A nonprofit organization that has studied religious persecution around the globe for decades says Germany’s Christian refugees are under constant assault by their Muslim counterparts.
Open Doors, an organization that first started smuggling Bibles into Eastern Europe during the Cold War in 1955, conducted a survey that found 75 percent of Christian refugees in Germany claim to have been persecuted by fellow refugees and security staff.
Interviews conducted with 231 individuals over the past two months revealed the following:
- 86 refugees claim to have suffered bodily harm due to their faith;
- 96 refugees said they were the target of regular insults;
- 73 refugees said they or family members faced death threats;
- 80 percent of refugees pleaded for separate housing from Muslim counterparts; and
- Physical attacks against Christians take the form of “punches, spitting, pushing and sexual abuse.”
“These figures are just the tip of the iceberg,” the report said. “Many Christian refugees are frightened of facing more difficulties if they report incidents. For instance, there is genuine fear that the information could get into the wrong hands and cause danger for relatives still living in their home countries.”

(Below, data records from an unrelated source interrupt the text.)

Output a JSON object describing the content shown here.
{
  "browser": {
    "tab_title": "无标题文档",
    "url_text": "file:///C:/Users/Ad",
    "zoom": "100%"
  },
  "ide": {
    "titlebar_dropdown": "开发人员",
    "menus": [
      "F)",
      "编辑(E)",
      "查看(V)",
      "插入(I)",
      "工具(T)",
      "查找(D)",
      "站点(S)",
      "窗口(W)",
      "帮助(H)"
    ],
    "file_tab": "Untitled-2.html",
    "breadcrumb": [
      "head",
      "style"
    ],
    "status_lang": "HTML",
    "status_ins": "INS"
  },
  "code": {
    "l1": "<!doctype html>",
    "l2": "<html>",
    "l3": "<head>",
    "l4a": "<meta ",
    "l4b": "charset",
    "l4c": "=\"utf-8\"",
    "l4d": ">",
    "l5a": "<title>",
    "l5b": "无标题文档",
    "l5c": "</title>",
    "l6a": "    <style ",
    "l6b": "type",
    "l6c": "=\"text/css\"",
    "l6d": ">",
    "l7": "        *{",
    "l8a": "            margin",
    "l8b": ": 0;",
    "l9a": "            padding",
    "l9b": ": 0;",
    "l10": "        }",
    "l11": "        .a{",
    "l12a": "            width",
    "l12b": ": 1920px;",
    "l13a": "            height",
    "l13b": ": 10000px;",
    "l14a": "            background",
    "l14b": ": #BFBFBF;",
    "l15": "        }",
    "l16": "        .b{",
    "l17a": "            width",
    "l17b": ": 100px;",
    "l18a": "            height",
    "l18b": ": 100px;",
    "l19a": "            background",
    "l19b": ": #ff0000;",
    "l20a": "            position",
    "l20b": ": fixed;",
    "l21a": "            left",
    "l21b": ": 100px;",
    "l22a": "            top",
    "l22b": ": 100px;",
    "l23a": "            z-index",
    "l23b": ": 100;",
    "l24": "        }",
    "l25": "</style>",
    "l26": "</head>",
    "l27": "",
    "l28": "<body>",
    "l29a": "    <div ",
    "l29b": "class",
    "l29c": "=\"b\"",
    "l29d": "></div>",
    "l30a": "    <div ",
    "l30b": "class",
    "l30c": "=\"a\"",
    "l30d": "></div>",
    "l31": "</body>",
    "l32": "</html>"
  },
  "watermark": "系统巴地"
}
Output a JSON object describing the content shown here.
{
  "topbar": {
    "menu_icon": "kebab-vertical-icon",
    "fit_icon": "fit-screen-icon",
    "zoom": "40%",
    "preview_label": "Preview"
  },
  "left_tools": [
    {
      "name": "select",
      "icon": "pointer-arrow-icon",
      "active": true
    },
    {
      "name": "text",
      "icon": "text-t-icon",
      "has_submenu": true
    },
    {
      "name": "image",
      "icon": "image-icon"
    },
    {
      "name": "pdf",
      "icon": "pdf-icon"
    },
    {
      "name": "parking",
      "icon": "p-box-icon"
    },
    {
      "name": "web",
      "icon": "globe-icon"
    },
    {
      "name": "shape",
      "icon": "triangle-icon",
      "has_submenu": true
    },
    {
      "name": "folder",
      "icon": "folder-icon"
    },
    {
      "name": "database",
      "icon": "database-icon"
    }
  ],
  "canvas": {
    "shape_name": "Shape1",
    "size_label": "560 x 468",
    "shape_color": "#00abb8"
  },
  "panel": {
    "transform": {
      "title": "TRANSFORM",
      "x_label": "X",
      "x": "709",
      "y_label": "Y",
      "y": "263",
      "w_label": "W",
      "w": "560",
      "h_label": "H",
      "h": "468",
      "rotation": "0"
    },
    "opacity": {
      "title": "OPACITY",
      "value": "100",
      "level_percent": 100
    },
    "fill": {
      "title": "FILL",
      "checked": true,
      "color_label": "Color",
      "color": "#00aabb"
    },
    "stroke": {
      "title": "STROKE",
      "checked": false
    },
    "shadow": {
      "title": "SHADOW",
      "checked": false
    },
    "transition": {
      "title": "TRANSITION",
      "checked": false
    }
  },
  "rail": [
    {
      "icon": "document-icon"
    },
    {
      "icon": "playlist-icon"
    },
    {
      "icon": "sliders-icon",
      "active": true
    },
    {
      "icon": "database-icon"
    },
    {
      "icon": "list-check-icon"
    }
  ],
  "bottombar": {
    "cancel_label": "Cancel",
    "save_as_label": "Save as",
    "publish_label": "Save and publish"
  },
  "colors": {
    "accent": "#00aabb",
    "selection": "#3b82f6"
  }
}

Open Doors analyst Thomas Muller said it was disheartening for Christians to continue facing persecution after fleeing it in their homeland.
“It is clear that many Christian refugees — especially those who are converts to the Christian faith — live in fear of persecution from Muslim refugees who make up the majority of residents in the refugee hostels set up throughout Europe,” Mr. Muller said.
German Chancellor Angela Merkel was declared Time magazine’s Person of the Year in 2015 for welcoming 1.1 million refugees from the Middle East and North Africa into the country. Voters then punished her Christian Democrats, or CDU, in March’s region elections after a wave of crime linked to refugees captured global headlines.
Mrs. Merkel recently reached a deal with Turkish President Recep Tayyip Erdogan that will ship all refugees from the Middle East who arrived after March 20 back to Turkey. The deal is predicated on sending Turkey almost $7 billion in assistance.